I've often wondered the same thing, but I think, for my height/weight, a 300 is still better suited. I haven't ridden the new 250 4 stroke, but if it is anything like the older 250 2 stroke or 350 4 stroke, I find the bars too close, and the foot pegs too far back. Not comfortable for me to sit, or to stand for extended periods.
'69 Model.
 

Offline PLUTO

  • Member
  • **
  • Bike: AJS (all models)
  • Posts: 128
    • View Profile
Re: Riversdal Enduro 2018 - riding on the margin
« Reply #12 on: August 20, 2018, 12:55:17 pm »
One must assume the frame architecture and geometery  on 2018 Freeride would be fundamentally the same as the earlier models.  The move from 2 stroke to 4 stroke gives the 2018 Freeride a range that would get to all the Roof  fuel stops easily (important consideration)  .  Yes for the taller rider, the bars/pegs setup is cramped, but it is something one could get used to?   
I suppose the moot point is this; what is the trade off between  relatively uncomfortable Freeride ergonomics, versus light weight/nimbleness in technical terrain?

Given that you are going to sweat bullets for three days and be very uncomfortable anyway, why not ride a bike that gives you more than a fighting chance of finishing?   
 

Offline Rossdog

  • Senior Member
  • ***
  • Bike: KTM 690 Adventure
    Location: Western Cape
  • Posts: 3,520
  • Thanked: 54 times
    • View Profile
Re: Riversdal Enduro 2018 - riding on the margin
« Reply #13 on: August 21, 2018, 10:39:26 am »
Chris Birch wrote an article a few years back, in Enduro World magazine if I remember correctly.
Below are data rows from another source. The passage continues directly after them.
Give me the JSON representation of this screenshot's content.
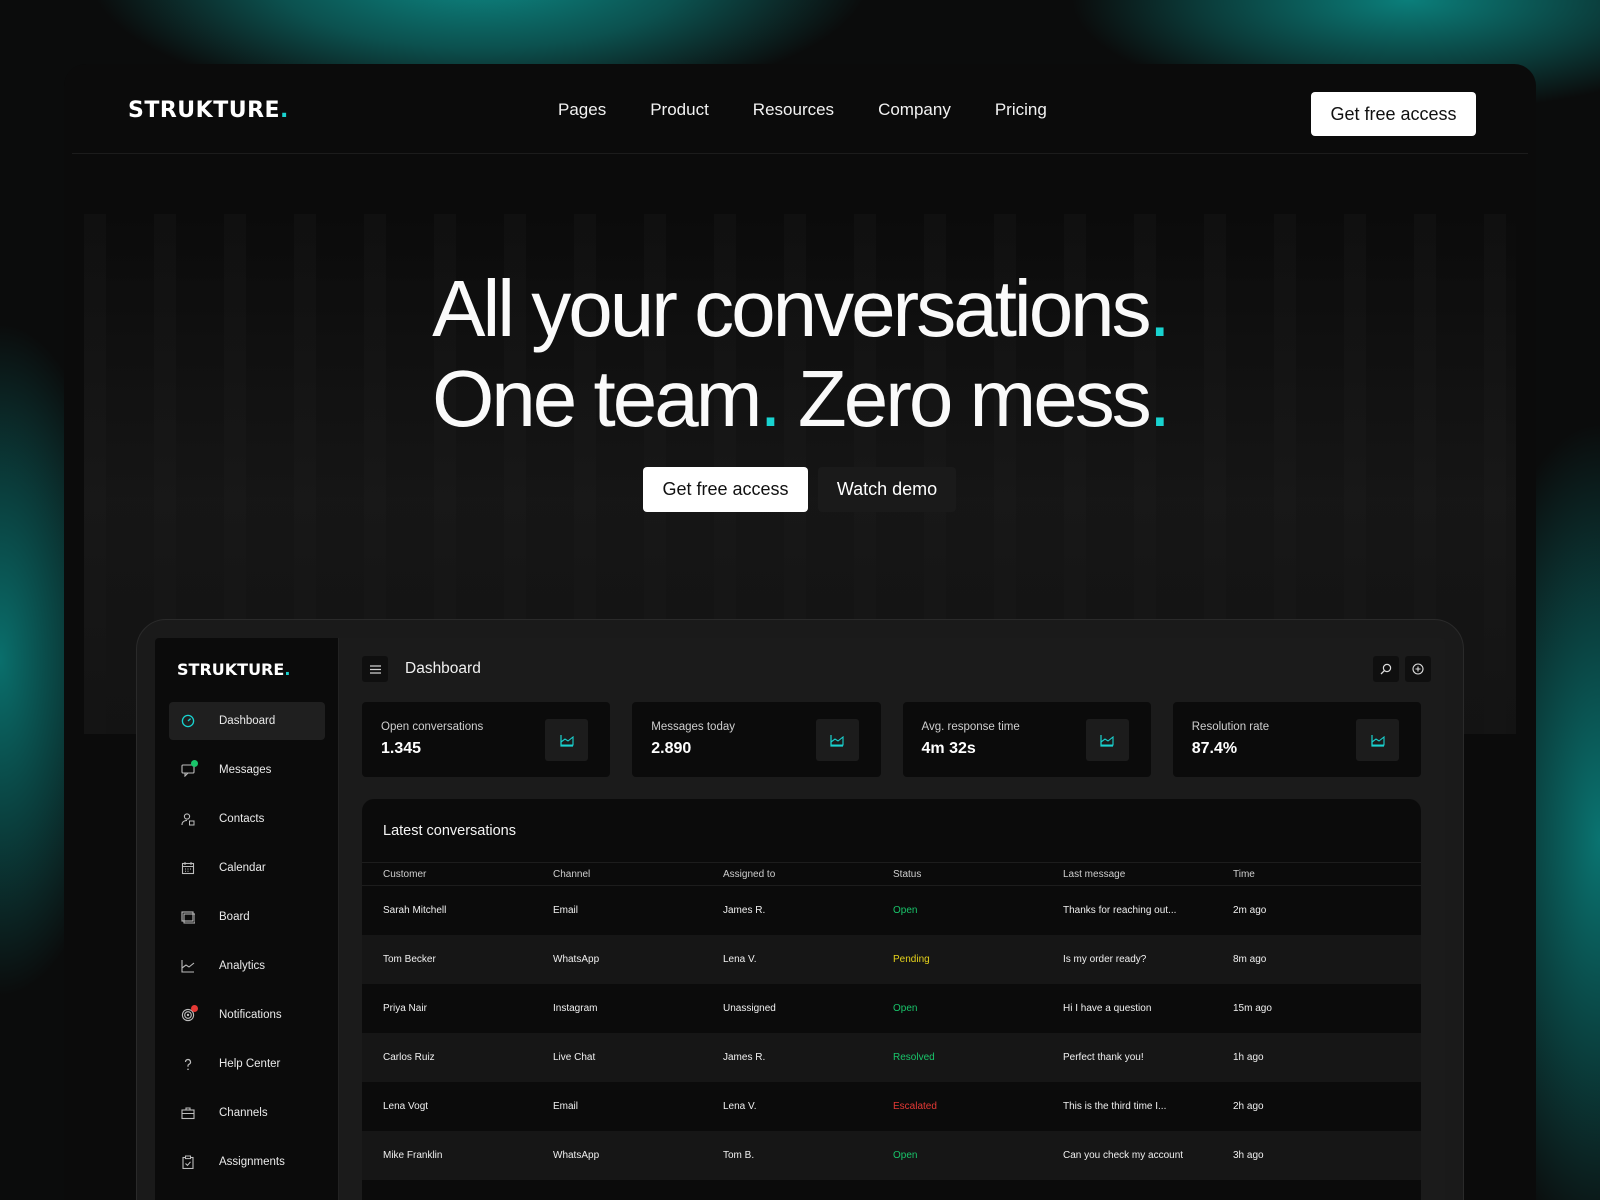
{
  "brand": {
    "name": "STRUKTURE",
    "dot": ".",
    "accent": "#19d3d0"
  },
  "nav": {
    "links": [
      "Pages",
      "Product",
      "Resources",
      "Company",
      "Pricing"
    ],
    "cta": "Get free access"
  },
  "hero": {
    "line1": "All your conversations",
    "line2a": "One team",
    "line2b": " Zero mess",
    "dot": ".",
    "primary_cta": "Get free access",
    "secondary_cta": "Watch demo"
  },
  "dashboard": {
    "title": "Dashboard",
    "sidebar": [
      {
        "label": "Dashboard",
        "icon": "gauge-icon",
        "active": true
      },
      {
        "label": "Messages",
        "icon": "chat-icon",
        "badge": "#19c46a"
      },
      {
        "label": "Contacts",
        "icon": "user-icon"
      },
      {
        "label": "Calendar",
        "icon": "calendar-icon"
      },
      {
        "label": "Board",
        "icon": "board-icon"
      },
      {
        "label": "Analytics",
        "icon": "chart-icon"
      },
      {
        "label": "Notifications",
        "icon": "target-icon",
        "badge": "#e53935"
      },
      {
        "label": "Help Center",
        "icon": "help-icon"
      },
      {
        "label": "Channels",
        "icon": "briefcase-icon"
      },
      {
        "label": "Assignments",
        "icon": "clipboard-icon"
      }
    ],
    "stats": [
      {
        "label": "Open conversations",
        "value": "1.345"
      },
      {
        "label": "Messages today",
        "value": "2.890"
      },
      {
        "label": "Avg. response time",
        "value": "4m 32s"
      },
      {
        "label": "Resolution rate",
        "value": "87.4%"
      }
    ],
    "table": {
      "title": "Latest conversations",
      "columns": [
        "Customer",
        "Channel",
        "Assigned to",
        "Status",
        "Last message",
        "Time"
      ],
      "rows": [
        [
          "Sarah Mitchell",
          "Email",
          "James R.",
          "Open",
          "Thanks for reaching out...",
          "2m ago"
        ],
        [
          "Tom Becker",
          "WhatsApp",
          "Lena V.",
          "Pending",
          "Is my order ready?",
          "8m ago"
        ],
        [
          "Priya Nair",
          "Instagram",
          "Unassigned",
          "Open",
          "Hi I have a question",
          "15m ago"
        ],
        [
          "Carlos Ruiz",
          "Live Chat",
          "James R.",
          "Resolved",
          "Perfect thank you!",
          "1h ago"
        ],
        [
          "Lena Vogt",
          "Email",
          "Lena V.",
          "Escalated",
          "This is the third time I...",
          "2h ago"
        ],
        [
          "Mike Franklin",
          "WhatsApp",
          "Tom B.",
          "Open",
          "Can you check my account",
          "3h ago"
        ]
      ]
    },
    "status_colors": {
      "Open": "#19c46a",
      "Pending": "#e5d21b",
      "Resolved": "#19c46a",
      "Escalated": "#e53935"
    }
  }
}
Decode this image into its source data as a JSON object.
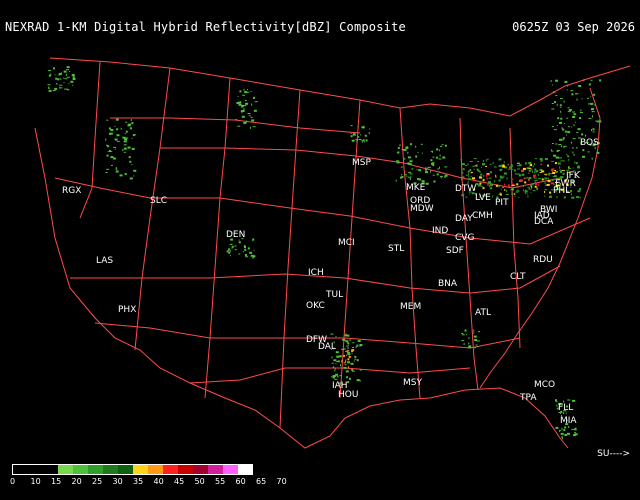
{
  "header": {
    "title": "NEXRAD 1-KM Digital Hybrid Reflectivity[dBZ] Composite",
    "timestamp": "0625Z 03 Sep 2026"
  },
  "colors": {
    "background": "#000000",
    "boundaries": "#ff4b4b",
    "text": "#ffffff"
  },
  "cities": [
    "RGX",
    "SLC",
    "DEN",
    "LAS",
    "PHX",
    "MSP",
    "MKE",
    "ORD",
    "MDW",
    "DTW",
    "LVE",
    "PIT",
    "BOS",
    "JFK",
    "EWR",
    "PHL",
    "BWI",
    "IAD",
    "DCA",
    "IND",
    "DAY",
    "CMH",
    "CVG",
    "SDF",
    "STL",
    "MCI",
    "ICH",
    "TUL",
    "OKC",
    "DFW",
    "DAL",
    "IAH",
    "HOU",
    "MEM",
    "BNA",
    "ATL",
    "CLT",
    "RDU",
    "MSY",
    "MCO",
    "TPA",
    "FLL",
    "MIA"
  ],
  "legend": {
    "labels": [
      "0",
      "10",
      "15",
      "20",
      "25",
      "30",
      "35",
      "40",
      "45",
      "50",
      "55",
      "60",
      "65",
      "70"
    ],
    "colors": [
      "#000000",
      "#000000",
      "#000000",
      "#7ad64a",
      "#4fc03a",
      "#2f9e2a",
      "#1f7a1d",
      "#106010",
      "#ffd21a",
      "#ff9a12",
      "#ff2020",
      "#c80000",
      "#a00030",
      "#d020a0",
      "#ff60ff",
      "#ffffff"
    ]
  },
  "motion_label": "SU---->"
}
He got a standard KTM 200, and stripped it of everything unnecessary such as the the rear tail tidy, headlight, battery, starter, even the stickers (ever felt how much a new pack of stickers weigh?). In the end he had a bike that weighed significantly less than 100kg. Another option maybe?

What it boils down to is, you are going to have to either bum a ride on the new Freeride, or try get you hands on a demo model and try it out first hand. Beta also have the X-Trainer model, which is a similar type of bike.
« Last Edit: August 21, 2018, 10:39:48 am by Rossdog »
'69 Model.